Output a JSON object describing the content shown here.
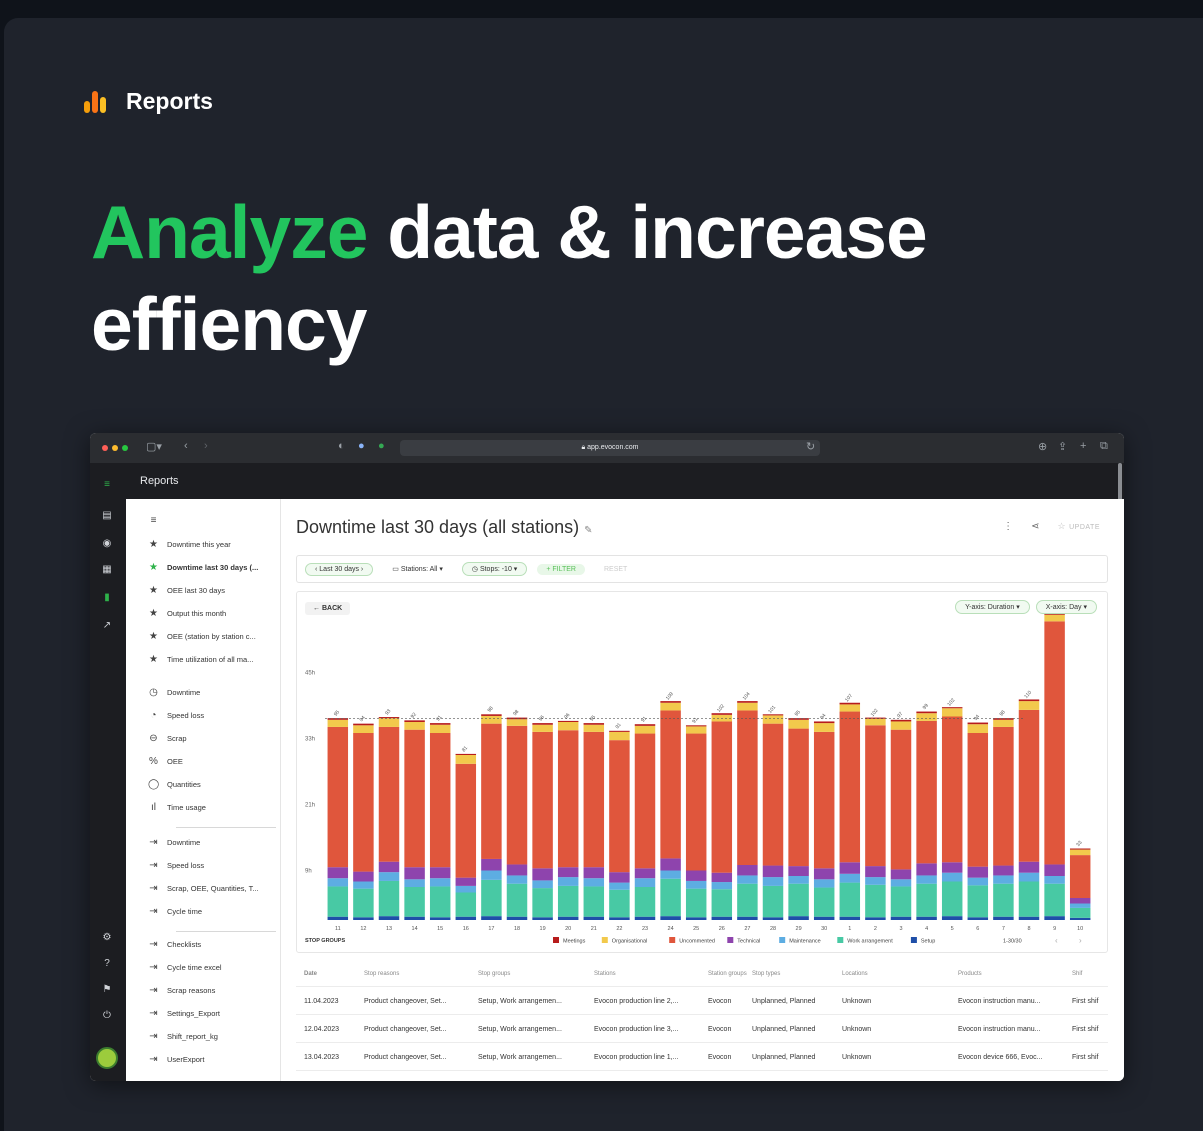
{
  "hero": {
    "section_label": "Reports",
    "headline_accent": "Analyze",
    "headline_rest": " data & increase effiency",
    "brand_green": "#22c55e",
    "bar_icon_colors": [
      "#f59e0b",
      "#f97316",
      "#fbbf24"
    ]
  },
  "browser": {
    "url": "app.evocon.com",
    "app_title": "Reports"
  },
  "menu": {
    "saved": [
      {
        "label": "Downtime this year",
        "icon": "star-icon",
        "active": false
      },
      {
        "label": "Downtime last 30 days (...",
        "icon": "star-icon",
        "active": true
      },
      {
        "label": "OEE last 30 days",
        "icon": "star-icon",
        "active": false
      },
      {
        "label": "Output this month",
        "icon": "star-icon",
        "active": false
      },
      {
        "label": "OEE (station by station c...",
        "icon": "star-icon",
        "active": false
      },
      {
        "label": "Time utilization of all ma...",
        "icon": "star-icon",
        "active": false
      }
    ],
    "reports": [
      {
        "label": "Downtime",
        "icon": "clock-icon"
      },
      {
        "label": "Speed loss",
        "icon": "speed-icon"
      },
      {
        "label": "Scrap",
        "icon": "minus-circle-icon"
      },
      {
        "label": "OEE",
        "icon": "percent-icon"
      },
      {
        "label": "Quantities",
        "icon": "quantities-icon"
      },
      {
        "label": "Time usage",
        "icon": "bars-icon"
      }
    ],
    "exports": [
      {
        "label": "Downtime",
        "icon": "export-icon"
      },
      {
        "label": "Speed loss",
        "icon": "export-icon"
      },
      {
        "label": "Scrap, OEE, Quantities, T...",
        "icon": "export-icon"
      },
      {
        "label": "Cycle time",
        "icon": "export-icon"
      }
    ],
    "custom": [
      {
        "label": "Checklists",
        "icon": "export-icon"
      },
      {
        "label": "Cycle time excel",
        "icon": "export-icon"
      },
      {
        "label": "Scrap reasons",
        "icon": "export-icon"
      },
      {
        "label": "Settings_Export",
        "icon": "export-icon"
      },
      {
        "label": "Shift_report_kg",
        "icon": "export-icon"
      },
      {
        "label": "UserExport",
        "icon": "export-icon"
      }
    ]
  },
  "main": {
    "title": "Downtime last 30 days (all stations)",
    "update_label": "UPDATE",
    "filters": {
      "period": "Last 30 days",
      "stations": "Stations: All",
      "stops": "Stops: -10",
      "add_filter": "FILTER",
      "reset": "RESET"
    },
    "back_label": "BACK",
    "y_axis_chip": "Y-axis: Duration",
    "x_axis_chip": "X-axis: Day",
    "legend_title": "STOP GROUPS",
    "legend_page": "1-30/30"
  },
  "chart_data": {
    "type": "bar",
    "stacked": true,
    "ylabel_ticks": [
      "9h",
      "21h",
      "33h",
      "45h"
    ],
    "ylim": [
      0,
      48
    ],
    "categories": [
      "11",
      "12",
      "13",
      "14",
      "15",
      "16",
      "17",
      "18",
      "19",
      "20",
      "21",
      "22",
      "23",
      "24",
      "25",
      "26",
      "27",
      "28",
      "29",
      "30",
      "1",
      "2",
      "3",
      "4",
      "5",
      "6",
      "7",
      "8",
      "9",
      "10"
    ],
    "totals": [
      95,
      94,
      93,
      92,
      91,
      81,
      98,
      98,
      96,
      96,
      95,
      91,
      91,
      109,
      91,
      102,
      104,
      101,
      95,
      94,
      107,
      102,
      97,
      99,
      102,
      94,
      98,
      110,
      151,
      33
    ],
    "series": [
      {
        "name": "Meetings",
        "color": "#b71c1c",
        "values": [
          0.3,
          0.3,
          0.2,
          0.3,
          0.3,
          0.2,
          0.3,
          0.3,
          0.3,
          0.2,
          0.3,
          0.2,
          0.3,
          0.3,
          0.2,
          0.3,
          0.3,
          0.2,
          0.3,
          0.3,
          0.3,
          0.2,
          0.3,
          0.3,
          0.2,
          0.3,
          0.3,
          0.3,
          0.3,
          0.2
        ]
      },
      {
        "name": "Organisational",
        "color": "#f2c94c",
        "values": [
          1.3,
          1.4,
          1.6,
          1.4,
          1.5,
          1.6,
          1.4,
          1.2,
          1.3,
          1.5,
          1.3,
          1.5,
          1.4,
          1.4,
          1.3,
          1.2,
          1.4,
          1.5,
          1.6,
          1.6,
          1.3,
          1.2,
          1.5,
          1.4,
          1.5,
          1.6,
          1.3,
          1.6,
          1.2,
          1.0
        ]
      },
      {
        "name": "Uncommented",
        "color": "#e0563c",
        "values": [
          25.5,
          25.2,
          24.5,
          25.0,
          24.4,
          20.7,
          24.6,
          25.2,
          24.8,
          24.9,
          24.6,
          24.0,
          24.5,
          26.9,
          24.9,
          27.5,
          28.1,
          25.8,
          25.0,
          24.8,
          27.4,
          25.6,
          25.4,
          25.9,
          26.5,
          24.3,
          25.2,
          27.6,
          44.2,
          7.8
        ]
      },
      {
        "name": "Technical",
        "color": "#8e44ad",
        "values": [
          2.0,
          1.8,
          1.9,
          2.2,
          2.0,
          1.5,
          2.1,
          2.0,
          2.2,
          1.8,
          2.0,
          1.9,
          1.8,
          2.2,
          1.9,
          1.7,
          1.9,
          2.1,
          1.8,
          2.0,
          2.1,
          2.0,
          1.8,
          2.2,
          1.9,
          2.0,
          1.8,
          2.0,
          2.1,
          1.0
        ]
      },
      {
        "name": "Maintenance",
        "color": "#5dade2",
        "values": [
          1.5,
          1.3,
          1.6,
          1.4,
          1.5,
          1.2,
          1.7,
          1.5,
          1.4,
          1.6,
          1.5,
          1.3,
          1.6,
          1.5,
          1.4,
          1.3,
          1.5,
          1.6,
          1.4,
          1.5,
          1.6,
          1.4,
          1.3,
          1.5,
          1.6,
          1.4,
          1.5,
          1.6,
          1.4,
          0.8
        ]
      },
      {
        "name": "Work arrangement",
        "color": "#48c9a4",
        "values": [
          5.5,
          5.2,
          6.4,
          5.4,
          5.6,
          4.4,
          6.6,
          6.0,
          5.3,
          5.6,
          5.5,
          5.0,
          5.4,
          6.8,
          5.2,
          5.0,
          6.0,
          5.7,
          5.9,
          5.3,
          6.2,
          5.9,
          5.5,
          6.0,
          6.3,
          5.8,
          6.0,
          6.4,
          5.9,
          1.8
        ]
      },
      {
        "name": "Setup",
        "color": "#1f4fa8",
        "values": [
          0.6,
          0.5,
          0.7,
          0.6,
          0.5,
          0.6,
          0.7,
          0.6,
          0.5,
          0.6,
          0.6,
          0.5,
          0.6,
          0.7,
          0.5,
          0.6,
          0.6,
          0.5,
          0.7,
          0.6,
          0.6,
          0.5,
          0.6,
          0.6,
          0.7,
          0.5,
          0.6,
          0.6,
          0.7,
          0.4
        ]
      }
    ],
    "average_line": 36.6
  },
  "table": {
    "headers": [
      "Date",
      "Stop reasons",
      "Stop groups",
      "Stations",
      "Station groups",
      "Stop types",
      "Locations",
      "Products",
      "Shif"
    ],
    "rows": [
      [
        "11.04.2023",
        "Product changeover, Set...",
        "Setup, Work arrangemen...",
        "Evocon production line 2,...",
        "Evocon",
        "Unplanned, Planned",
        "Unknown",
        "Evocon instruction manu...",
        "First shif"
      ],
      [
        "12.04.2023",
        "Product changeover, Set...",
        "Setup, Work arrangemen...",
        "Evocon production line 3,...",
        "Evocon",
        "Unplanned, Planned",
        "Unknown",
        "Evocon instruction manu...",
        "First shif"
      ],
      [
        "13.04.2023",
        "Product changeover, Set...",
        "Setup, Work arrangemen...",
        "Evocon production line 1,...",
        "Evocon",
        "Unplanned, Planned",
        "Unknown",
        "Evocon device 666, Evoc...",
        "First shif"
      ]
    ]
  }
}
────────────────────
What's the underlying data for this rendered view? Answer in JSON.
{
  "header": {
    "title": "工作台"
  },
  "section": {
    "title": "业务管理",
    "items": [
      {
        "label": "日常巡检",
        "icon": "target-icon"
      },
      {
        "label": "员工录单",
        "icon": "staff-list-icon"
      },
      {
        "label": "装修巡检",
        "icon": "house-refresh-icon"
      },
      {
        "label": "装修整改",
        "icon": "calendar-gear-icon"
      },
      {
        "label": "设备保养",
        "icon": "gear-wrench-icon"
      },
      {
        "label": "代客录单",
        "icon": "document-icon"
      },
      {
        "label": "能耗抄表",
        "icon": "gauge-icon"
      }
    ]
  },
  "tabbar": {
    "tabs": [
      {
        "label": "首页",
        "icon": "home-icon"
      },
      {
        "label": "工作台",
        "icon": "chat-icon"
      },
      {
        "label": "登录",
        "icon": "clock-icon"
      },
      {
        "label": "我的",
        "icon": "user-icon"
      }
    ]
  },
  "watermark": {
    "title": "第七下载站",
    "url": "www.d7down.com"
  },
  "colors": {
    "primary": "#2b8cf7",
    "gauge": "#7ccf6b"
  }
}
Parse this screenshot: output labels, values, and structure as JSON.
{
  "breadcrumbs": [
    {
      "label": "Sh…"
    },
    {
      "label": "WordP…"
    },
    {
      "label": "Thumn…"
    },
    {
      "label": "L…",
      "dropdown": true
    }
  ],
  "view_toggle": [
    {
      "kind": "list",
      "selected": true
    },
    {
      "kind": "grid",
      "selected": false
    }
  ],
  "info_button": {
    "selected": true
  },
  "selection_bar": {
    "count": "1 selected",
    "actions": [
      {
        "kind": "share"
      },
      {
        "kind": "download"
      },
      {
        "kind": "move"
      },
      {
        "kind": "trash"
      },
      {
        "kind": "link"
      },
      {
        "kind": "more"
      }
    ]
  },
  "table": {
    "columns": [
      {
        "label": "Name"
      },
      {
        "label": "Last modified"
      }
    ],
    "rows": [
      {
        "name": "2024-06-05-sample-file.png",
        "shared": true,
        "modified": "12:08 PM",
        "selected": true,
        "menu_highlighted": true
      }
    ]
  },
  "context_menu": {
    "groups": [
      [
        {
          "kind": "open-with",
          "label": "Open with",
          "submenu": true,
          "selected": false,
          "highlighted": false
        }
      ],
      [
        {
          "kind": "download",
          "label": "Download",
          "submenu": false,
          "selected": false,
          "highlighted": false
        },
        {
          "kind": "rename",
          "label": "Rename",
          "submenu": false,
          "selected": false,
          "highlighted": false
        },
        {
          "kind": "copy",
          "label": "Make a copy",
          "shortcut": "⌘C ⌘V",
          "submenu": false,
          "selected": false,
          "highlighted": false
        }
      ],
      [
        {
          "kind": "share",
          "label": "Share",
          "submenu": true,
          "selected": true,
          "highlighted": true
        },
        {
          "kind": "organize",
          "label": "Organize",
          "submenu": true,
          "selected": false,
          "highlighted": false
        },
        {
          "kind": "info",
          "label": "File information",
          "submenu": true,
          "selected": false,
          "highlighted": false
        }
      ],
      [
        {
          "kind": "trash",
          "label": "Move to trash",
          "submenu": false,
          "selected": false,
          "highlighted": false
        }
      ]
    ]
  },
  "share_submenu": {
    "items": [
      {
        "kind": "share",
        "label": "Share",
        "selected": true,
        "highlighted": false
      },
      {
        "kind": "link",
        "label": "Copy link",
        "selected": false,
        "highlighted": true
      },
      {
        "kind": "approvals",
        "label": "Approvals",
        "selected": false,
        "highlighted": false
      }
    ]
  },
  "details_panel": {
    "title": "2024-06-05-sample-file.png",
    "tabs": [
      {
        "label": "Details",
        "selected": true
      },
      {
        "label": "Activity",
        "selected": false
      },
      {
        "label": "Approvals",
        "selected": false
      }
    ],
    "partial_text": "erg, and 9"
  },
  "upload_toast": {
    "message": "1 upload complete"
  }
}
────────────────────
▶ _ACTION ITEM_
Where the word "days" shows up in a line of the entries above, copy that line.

▶ _REPLY TO THE EXERCISE_
        "label": "Downtime last 30 days (...",
        "label": "OEE last 30 days",
    "title": "Downtime last 30 days (all stations)",
      "period": "Last 30 days",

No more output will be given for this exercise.